Flynt takes the apple’s history back more than 100 million years ago to an early form of apples. Then about 10 million years ago precursors of today’s southern apples developed in Central Asia from where, with the help of the Persians and Romans, they made their way to Britain.

From there the fruit made its way to America and by 1615 to Jamestown in Virginia.

Continuing Flynt’s personal history with the apple, she moved from planting and growing to become an expert cider maker. She writes that while cider is easy to make, it is hard to make well. Flynt became a master of the details of what it takes to make good cider and how she made her Foggy Ridge Cider business successful and widely admired.

She confesses that she had romanticized apple growing and cidermaking.

She felt the magic when she made adjustments to the cider mix, noting that “Adding just a few parts of Hewe’s Crab transformed a forgettable cider into a beverage that tasted like a fall orchard smells.”

But the demands of a successful business left her unsatisfied. “Often I felt on the tedium of one phone call after another. My days seemed bereft of creativity, lacking a sense of possibility.”

Ultimately, she closed her cidery to turn her attention to growing apples for other cider makers, learning more about apples, and writing this book.
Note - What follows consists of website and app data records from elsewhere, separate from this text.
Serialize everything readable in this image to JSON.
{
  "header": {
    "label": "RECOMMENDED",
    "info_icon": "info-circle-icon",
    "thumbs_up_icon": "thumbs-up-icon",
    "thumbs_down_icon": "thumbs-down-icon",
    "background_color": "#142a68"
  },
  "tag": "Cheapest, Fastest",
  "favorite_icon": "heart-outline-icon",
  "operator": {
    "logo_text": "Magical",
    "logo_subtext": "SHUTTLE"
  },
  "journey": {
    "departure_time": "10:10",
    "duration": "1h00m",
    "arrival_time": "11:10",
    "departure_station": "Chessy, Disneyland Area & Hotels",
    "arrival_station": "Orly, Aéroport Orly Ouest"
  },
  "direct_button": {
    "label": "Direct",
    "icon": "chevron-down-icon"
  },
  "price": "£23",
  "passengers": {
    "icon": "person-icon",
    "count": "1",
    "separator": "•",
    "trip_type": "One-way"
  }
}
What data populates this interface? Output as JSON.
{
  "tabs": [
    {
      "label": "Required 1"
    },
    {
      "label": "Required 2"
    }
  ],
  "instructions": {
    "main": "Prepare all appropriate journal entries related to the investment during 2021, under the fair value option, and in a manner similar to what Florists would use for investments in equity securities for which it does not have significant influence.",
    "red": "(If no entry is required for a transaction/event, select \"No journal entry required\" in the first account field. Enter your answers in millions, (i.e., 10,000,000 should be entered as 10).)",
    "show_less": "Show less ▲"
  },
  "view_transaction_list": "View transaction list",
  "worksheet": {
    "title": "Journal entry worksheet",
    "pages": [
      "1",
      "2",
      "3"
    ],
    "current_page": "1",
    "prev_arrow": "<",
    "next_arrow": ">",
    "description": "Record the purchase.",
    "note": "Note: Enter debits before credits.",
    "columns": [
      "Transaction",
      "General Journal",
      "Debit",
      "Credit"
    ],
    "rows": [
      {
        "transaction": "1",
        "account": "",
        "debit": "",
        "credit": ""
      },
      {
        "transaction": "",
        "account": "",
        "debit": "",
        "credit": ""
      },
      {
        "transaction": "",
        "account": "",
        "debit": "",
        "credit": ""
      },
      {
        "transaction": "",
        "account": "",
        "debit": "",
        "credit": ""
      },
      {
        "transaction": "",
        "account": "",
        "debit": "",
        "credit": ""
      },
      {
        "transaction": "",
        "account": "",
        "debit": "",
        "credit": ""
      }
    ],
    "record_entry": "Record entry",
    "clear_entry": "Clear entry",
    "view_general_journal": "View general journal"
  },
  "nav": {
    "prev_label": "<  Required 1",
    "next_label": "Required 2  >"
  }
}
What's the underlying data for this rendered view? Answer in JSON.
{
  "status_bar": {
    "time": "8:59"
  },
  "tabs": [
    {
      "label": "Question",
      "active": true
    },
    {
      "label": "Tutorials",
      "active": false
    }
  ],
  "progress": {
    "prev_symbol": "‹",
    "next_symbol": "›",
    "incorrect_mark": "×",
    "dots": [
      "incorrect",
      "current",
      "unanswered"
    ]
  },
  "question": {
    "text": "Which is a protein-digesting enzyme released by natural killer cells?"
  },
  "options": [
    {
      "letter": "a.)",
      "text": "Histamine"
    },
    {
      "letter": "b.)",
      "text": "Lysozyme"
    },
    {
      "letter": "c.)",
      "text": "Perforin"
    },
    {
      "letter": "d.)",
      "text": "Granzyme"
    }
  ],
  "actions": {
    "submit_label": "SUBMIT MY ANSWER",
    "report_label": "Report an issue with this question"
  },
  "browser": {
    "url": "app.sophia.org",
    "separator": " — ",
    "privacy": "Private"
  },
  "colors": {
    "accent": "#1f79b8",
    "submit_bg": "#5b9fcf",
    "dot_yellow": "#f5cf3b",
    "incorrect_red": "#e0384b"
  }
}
For instance, as she explains, controlled atmosphere (CA) storage has changed the southern apple business. By reducing the oxygen level in storage facilities and replacing it with nitrogen, you inhibit the natural ripening process. Thus, the ripening of apples could be delayed for as long as a year. So there is no longer a need to stage production of different seasonable varieties.

“If consumers wanted Golden Delicious in May, no problem. Just pull that variety out of CA storage and send it to the market.”

It is hard for a reader to know whether, notwithstanding the changes in apple farming, she still loves the apples as much as she did when she began her quest.

I think she does. I hope she does.

D.G. Martin, a retired lawyer, served as UNC-System’s vice president for public affairs and hosted PBS-NC’s “North Carolina Bookwatch.”